While it may not seem like it, fish do sleep.
Picking the best light for your betta tank will depend on whether you plan to keep aquatic plants in your aquarium.
If you do plan to grow plants in your betta tank, check out my article on the best LED lights for growing aquarium plants.
Do Betta Fish Need Exercise?
The idea of fish benefiting from exercise is a strange one, but one study (check out Walt Maurus’s A Complete Guide to Bettas) found that betta fish who were chased around their tanks with a stick lived significantly longer than bettas who were not forced to exercise.
While chasing your fish around the tank with a net or stick seems excessive, consider enticing your betta fish to swim back and forth at feeding time.
Betta fish quickly learn that you are the food provider, so use that to lure your betta from one end of the aquarium to the other.
Even this small amount of exercise may help your fish live a longer life.
Having a larger tank means that your betta fish will have more room to exercise, 5-10 gallon tanks provide enough room for exercise while still being compact and easy to maintain.
What Kinds of Food Do Betta Fish Need?
Fish food quality is not something many think about, but I suspect that quality food contributes to a longer life for your fish.
The three main categories of food for betta fish are dry, live, and frozen.
In the dry food category, a commercial betta pellet, like Hikari BioGold Betta Food, is an excellent daily food for your betta fish.
Freeze-dried foods, which I count as dry foods, are excellent supplemental foods for your fish.
Add them as a twice a week treat for your betta fish for enrichment.
Live foods are also stimulating for your fish, provoking the excitement of the hunt.
Betta fish will chase down worms as they fall toward the bottom of the tank before thrashing them around and sucking them down.
Live foods are great, but the main problem is keeping your them alive and producing more.
Red worms in particular are not my favorite because they smell and need to be rinsed constantly.
The best live food for betta fish are white worms.
White worms can be cultivated in a small container, and because they live in soil they do not turn into a putrid mess over time.
If live foods seem like too much work, consider supplementing your betta’s diet with frozen foods, which are easier to store than live foods and provide many of the same nutritional benefits.
The main downside to frozen foods is that each block of defrosted food is more than any single betta fish can eat.
So, make sure you have other fish, or animals, that can eat the extra worms that you defrost.
Do Betta Fish Need Tank Mates?
Do betta fish get lonely?
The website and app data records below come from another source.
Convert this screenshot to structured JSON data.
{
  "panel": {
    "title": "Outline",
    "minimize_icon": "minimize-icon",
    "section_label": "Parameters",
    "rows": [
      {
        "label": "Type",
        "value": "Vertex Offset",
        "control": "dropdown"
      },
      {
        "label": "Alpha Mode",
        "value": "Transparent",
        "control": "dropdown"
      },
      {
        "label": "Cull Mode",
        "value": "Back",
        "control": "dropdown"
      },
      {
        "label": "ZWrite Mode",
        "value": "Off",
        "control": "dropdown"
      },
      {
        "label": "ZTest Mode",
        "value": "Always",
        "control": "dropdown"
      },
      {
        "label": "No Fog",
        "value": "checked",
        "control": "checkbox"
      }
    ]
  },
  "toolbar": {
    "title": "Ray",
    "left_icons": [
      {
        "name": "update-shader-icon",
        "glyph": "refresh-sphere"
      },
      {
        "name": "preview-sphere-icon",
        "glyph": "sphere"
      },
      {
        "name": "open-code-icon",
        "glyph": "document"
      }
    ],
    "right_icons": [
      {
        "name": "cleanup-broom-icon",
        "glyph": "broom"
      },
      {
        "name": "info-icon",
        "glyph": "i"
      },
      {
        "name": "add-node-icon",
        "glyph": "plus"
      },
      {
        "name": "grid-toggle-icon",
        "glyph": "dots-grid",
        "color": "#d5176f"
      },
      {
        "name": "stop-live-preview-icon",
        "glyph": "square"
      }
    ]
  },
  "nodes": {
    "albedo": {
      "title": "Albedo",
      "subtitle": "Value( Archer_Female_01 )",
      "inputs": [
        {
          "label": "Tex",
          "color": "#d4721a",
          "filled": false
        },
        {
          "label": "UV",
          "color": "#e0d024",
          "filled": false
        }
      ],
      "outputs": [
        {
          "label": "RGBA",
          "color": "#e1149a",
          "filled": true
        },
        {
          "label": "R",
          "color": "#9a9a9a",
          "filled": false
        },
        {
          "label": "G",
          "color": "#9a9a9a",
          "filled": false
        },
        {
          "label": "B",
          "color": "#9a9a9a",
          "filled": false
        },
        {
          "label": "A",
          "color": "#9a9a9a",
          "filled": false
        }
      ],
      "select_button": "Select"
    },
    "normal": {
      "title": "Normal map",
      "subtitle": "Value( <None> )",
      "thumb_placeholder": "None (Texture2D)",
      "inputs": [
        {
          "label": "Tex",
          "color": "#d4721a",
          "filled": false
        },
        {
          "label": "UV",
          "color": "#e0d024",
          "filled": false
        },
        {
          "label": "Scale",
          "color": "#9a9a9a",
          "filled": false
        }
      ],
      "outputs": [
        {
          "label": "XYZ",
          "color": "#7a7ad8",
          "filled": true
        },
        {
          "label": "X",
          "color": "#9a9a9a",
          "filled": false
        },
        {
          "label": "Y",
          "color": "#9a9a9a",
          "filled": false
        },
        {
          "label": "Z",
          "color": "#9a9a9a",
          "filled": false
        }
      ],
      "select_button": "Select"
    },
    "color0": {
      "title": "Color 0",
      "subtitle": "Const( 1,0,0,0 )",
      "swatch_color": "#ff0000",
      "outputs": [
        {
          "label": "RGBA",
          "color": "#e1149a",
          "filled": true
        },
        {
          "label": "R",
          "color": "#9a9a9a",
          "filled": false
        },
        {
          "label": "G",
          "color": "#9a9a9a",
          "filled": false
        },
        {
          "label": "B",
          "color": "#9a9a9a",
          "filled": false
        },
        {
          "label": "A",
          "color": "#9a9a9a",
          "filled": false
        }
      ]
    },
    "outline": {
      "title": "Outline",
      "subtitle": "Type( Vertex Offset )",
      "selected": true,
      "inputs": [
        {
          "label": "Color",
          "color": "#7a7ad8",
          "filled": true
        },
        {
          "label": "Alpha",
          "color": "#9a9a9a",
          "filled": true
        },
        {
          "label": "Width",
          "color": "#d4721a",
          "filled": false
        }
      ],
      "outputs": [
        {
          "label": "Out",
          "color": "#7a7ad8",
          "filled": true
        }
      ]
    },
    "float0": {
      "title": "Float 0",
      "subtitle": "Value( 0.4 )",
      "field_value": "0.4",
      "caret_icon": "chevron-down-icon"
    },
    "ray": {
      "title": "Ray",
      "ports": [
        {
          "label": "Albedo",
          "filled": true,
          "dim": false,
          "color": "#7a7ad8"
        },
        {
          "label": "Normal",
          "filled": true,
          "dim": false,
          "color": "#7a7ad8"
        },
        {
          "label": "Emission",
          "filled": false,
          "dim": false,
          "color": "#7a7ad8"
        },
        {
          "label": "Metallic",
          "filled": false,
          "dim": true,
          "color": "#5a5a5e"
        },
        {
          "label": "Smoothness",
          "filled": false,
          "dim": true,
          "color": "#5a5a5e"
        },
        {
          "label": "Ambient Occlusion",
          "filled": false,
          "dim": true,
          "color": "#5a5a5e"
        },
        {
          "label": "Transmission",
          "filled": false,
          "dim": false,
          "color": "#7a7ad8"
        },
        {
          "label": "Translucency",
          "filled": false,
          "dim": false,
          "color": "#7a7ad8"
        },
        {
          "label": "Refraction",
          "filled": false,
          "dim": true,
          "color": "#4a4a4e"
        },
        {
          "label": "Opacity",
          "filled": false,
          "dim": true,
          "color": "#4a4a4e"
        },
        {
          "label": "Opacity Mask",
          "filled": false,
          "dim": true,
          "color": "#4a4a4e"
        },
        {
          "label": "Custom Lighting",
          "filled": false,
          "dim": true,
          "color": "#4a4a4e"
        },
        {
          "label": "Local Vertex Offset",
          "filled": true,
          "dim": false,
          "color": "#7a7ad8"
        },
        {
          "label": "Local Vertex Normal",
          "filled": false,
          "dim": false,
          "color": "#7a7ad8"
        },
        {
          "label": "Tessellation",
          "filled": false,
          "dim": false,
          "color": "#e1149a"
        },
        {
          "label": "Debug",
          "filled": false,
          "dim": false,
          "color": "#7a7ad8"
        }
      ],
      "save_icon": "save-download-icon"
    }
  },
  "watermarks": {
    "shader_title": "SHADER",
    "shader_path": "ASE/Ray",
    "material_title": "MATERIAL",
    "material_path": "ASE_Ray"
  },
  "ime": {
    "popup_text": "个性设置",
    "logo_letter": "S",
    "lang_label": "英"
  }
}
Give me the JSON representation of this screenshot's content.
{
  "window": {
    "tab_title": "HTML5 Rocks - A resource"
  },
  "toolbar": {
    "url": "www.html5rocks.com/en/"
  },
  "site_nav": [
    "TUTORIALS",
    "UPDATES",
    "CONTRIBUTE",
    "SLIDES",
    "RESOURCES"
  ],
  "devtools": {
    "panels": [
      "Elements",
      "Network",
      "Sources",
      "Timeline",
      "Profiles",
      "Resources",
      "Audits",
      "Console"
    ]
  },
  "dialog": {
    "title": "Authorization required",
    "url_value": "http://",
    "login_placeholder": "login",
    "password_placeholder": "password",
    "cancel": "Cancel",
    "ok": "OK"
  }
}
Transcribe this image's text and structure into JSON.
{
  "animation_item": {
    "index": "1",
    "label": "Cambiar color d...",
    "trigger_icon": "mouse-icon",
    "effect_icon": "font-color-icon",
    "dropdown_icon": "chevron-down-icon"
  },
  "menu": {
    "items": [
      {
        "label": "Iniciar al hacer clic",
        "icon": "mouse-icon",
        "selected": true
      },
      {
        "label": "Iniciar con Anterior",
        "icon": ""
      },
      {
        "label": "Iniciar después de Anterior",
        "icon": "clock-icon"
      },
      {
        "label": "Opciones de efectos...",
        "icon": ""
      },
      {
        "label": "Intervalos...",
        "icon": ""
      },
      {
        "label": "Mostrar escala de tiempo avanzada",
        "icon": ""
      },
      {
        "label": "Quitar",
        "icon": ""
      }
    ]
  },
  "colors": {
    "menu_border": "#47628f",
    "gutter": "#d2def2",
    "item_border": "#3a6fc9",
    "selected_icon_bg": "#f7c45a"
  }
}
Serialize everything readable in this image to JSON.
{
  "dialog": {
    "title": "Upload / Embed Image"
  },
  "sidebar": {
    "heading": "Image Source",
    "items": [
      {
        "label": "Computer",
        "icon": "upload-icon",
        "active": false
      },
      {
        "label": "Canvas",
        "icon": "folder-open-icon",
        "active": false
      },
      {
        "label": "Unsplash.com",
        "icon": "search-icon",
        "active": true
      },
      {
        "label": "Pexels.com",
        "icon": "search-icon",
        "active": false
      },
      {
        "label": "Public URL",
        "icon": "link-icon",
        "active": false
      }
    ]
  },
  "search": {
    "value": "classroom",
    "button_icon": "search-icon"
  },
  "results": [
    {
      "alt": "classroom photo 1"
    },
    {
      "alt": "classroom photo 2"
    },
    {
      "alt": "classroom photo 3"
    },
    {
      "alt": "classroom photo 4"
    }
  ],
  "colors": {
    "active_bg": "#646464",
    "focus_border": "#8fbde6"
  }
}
I hear that question regularly, and the answer is likely no, at least not in the way we humans think of “lonely.”
Even in the wild, in small ponds filled with vegetation, male betta fish carve out territory for themselves.
In captivity, betta fish retain this trait, and will attack other betta fish or any other fish that seems threatening.
So, in general, betta fish are better off being kept by themselves.
But, if you want your betta to have a tank mate or multiple tank mates, be sure to do your research and pick the right kinds of tank mates for your betta.
You can find a list of compatible tank mates in my article on the best betta fish tank mates.
Betta fish are truly magnificent animals.
They are unrivaled in having both stunning colors and charming personalities.
It’s a true shame that so many betta fish experience deplorable conditions in pet stores across the US.
But I hope we can change that by showing others how to properly care for betta fish.
As a community of betta fish owners, we can continue to debate the absolute minimum size tank for a betta fish, and we may not ever reach an answer that applies universally, but I think we can agree that betta fish do not belong in cups.
So, I hope this article provides some guidance on what betta fish need to thrive.
If you plan to get a betta fish, make sure you give it a name that matches his or her personality and color.
And, if you want to learn about the differences between male betta fish and female betta fish, check out my article on male vs female bettas.
Finally, if you want to learn how to aquascape a tank for your betta fish, check out my article on creating a dragon stone aquascape for my betta.
As always, stay zen.